Bertrand Russell was neither the first nor the last philosopher to engage in serious theorizing about propositions. But his work between 1903, when he published The Principles of Mathematics, and 1919, when his final lectures on logical atomism were published, remains among the most important on the subject. And its importance is not merely historical. Russell’s rapidly evolving treatment of propositions during this period was driven by his engagement with – and discovery of – puzzles that either continue to shape (...) contemporary theorizing about propositions, or ought to do so. Russell’s creative responses to these puzzles also laid the foundation for many later accounts (most obviously, contemporary ‘Russellian’ accounts of propositions). In this entry we provide an opinionated overview of Russell’s influential treatment of propositions, with a focus on the evolution of his views from 1903 to 1919. A growing secondary literature is dedicated to Russell’s changing views during this period, and their often complex or opaque motivations. We do not intervene overmuch in this ongoing scholarly discussion. Instead, our aim is to trace some of the central motivations for Russell’s evolving views, and highlight the extent to which these motivations remain relevant to contemporary theorizing about propositions. (shrink)

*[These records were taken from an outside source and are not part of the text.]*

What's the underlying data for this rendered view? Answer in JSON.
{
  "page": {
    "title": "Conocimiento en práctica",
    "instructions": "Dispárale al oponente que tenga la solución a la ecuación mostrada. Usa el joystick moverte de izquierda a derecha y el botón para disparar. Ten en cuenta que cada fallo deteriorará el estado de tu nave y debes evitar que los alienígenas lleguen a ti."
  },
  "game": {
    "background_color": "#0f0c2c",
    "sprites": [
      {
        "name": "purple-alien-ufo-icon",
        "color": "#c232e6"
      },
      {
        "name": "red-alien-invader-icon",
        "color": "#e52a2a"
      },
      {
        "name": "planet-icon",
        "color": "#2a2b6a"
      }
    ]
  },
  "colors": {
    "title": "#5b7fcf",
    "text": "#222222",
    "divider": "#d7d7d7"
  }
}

Perception of a property (e.g. a colour, a shape, a size) can enable thought about the property, while at the same time misleading the subject as to what the property is like. This long-overlooked claim parallels a more familiar observation concerning perception-based thought about objects, namely that perception can enable a subject to think about an object while at the same time misleading her as to what the object is like. I defend the overlooked claim, and then use it to (...) generate a challenge for a standard way of thinking about the relationship between visual experience and rational belief formation. Put informally, that view holds that just as we can mislead others by saying something false, illusory experience misleads by misrepresenting how things stand in the world. I argue that we ought to abandon this view in favour of some radical alternative account of the relationship between visual experience and rational belief formation. (shrink)
Pautz has argued that the most prominent naive realist account of hallucination—negative epistemic disjunctivism—cannot explain how hallucinations enable us to form beliefs about perceptually presented properties. He takes this as grounds to reject both negative epistemic disjunctivism and naive realism. Our aims are two: First, to show that this objection is dialectically ineffective against naive realism, and second, to draw morals from the failure of this objection for the dispute over the nature of perceptual experience at large.
Our awareness of the boundedness of the spatial sensory field—a paradigmatic structural feature of visual experience—possesses a distinctive epistemic role. Properly understood, this result undermines a widely assumed picture of how visual experience permits us to learn about the world. This paper defends an alternative picture in which visual experience provides at least two kinds of non-inferential justification for beliefs about the external world. Accommodating this justification in turn requires recognising a new way for visual experience to encode information about (...) the world. Reflection upon the epistemic contribution of sensory experience's structural features thus forces us to revise our understanding of how perception, cognition, and the world fit together. (shrink)
This paper defends a version of the old empiricist claim that to think about unobservable physical properties a subject must be able to think perception-based thoughts about observable properties. The central argument builds upon foundations laid down by G. E. M. Anscombe and P. F. Strawson. It bridges the gap separating these foundations and the target claim by exploiting a neglected connection between thought about properties and our grasp of causation. This way of bridging the gap promises to introduce substantive (...) constraints on right accounts of perception and perception-based thought. (shrink)